Excerpts from an interface dataset

╔══

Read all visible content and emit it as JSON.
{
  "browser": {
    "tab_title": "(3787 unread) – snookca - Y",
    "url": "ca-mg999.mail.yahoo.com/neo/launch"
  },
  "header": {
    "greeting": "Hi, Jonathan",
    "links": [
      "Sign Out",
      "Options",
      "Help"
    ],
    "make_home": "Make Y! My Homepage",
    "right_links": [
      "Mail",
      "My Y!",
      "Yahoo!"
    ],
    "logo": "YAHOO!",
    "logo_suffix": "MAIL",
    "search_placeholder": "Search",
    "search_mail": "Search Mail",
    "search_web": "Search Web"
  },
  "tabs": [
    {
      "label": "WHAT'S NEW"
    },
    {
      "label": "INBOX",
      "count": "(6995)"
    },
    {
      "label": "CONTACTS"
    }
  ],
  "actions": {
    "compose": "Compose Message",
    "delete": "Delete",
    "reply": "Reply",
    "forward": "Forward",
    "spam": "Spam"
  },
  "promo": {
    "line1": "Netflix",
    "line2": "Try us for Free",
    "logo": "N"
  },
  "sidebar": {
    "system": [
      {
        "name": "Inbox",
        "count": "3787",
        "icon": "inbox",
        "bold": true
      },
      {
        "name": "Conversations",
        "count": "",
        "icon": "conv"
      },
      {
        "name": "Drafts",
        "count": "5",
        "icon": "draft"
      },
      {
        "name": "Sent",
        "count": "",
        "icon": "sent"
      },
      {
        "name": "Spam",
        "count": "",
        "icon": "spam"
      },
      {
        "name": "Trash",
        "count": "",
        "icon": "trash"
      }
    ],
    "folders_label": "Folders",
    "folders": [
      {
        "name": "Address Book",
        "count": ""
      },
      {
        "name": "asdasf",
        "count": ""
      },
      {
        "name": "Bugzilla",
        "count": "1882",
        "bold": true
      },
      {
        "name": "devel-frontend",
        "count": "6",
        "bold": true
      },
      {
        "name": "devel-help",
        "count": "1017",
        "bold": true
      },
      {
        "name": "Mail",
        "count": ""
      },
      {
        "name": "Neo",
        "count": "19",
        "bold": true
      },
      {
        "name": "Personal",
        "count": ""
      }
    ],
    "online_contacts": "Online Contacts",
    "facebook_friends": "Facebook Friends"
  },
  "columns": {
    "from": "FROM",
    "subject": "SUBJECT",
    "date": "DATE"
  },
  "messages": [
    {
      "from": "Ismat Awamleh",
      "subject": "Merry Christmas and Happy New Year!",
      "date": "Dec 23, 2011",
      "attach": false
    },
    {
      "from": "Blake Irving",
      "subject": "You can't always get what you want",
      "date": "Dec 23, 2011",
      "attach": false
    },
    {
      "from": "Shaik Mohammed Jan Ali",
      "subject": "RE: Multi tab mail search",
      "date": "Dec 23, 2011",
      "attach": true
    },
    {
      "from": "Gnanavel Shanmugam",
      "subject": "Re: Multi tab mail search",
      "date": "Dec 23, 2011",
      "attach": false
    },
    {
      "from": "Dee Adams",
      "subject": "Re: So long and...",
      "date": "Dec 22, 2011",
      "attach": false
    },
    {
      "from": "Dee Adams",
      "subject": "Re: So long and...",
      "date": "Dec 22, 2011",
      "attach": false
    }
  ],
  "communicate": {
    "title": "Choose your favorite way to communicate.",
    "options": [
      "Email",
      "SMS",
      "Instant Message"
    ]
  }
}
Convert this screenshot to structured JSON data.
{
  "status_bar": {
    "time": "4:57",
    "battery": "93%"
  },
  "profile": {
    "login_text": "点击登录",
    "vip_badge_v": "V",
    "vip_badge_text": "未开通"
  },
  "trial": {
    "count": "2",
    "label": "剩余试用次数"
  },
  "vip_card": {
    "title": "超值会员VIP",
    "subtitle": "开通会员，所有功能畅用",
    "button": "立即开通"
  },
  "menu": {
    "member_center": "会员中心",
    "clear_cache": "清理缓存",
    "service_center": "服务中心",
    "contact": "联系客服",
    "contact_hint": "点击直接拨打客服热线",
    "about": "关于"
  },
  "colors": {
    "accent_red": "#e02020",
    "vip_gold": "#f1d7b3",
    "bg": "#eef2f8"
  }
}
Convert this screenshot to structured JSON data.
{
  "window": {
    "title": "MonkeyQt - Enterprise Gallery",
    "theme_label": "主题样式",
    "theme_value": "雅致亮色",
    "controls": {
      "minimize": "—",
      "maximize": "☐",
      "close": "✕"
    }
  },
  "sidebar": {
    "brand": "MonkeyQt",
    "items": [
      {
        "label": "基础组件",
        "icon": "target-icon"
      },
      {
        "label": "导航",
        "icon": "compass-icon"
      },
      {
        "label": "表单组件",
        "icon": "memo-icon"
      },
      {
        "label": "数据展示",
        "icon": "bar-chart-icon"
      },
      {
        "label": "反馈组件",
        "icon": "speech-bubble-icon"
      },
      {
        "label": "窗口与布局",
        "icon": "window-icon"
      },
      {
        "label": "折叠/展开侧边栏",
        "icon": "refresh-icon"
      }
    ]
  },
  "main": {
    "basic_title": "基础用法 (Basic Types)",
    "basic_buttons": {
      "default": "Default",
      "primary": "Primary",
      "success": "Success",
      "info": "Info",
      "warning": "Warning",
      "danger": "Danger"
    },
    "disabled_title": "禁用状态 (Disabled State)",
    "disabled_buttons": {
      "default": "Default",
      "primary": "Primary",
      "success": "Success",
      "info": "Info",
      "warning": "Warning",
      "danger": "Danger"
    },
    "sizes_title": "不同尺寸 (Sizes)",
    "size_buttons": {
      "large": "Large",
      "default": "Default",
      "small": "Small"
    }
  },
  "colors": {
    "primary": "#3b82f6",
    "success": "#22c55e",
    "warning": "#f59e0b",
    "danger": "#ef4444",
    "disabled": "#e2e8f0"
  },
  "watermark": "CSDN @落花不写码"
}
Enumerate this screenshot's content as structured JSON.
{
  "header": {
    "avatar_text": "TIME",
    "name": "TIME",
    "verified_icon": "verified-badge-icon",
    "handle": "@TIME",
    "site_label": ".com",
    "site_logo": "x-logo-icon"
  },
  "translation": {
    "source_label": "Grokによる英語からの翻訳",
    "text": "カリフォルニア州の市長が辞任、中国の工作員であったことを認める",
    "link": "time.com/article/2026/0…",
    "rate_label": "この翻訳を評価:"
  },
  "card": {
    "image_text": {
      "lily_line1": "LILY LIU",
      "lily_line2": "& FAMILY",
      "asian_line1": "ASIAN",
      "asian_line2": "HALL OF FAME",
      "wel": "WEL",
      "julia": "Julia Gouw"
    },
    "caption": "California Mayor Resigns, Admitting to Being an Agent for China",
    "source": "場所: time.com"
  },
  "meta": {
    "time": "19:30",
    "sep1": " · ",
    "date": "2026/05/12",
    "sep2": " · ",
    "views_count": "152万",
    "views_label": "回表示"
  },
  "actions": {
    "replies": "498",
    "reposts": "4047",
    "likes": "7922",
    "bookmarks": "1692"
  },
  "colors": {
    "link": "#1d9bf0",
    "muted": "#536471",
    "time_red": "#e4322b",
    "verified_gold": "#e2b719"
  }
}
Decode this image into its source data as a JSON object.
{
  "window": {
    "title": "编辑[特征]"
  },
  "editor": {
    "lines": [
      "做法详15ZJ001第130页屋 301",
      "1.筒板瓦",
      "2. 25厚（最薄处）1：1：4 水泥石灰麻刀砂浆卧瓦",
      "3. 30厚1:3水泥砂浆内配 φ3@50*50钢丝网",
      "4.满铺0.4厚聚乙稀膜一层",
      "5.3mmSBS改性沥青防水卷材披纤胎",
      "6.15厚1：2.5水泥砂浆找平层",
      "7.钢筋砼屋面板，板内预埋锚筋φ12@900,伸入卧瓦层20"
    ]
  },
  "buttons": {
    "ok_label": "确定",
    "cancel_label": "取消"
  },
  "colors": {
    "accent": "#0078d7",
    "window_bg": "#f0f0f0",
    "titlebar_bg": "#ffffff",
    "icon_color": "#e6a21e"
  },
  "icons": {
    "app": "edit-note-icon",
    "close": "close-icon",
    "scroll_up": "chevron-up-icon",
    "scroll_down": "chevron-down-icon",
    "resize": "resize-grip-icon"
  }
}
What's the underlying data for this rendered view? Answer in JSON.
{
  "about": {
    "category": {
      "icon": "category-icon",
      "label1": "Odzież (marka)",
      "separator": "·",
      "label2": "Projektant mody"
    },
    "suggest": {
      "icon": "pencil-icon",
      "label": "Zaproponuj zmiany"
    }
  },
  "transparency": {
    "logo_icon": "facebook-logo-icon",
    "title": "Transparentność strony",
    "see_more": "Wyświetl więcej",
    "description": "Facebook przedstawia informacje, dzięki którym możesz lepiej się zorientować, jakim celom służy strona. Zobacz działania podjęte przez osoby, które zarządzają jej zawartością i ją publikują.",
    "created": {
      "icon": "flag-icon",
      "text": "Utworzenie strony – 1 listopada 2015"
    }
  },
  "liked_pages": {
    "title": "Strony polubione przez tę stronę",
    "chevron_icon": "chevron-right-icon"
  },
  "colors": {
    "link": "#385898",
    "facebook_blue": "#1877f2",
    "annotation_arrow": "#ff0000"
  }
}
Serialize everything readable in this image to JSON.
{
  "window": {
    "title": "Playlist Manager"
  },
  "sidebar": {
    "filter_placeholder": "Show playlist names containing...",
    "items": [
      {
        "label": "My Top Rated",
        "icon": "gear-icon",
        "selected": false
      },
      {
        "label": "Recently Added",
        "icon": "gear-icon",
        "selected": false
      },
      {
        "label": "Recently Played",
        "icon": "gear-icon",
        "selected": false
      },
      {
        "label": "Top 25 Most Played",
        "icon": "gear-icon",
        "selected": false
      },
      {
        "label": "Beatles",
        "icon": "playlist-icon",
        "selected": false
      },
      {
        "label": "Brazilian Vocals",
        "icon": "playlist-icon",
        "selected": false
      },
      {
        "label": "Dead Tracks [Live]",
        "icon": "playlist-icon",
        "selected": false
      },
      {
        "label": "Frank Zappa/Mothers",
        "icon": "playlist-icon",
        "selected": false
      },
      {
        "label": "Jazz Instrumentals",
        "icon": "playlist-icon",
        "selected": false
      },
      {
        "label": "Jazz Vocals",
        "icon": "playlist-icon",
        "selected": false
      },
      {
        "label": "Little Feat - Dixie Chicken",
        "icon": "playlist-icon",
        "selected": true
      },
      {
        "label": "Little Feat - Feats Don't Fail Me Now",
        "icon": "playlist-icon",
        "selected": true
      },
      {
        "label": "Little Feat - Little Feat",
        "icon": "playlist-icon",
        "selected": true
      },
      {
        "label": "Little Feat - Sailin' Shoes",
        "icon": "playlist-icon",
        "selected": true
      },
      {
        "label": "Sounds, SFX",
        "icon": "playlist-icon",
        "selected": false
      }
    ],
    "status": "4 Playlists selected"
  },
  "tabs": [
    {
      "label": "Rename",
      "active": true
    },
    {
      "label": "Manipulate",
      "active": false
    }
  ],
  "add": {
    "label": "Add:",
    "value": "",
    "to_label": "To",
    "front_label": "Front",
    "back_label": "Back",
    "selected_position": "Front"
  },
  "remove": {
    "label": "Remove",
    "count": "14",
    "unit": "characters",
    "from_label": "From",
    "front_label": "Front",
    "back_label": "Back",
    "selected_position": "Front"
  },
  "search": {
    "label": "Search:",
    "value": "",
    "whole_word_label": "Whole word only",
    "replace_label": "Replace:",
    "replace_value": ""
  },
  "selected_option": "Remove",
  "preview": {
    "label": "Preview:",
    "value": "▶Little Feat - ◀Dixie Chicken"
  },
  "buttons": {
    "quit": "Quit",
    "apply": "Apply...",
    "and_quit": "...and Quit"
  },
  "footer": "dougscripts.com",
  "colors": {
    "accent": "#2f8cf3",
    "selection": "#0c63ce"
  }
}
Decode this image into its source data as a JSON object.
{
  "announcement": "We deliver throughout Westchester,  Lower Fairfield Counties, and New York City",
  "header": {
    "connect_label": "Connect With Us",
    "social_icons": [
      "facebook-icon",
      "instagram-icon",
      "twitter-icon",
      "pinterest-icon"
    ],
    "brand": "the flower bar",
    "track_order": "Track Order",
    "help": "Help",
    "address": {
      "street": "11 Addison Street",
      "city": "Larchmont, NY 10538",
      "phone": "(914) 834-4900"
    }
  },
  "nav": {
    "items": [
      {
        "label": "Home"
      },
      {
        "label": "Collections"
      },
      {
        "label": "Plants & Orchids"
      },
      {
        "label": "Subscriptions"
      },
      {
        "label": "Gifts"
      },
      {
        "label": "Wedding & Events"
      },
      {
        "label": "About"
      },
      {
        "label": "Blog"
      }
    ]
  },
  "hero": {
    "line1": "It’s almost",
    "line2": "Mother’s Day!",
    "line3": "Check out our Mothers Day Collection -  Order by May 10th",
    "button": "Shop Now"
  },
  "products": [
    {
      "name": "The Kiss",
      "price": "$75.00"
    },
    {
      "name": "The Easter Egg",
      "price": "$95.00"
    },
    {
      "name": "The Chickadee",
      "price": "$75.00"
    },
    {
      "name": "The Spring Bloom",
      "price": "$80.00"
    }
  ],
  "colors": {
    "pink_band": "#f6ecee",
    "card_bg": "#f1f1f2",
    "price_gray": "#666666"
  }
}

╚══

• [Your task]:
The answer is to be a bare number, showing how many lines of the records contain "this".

• [Answer space]:
7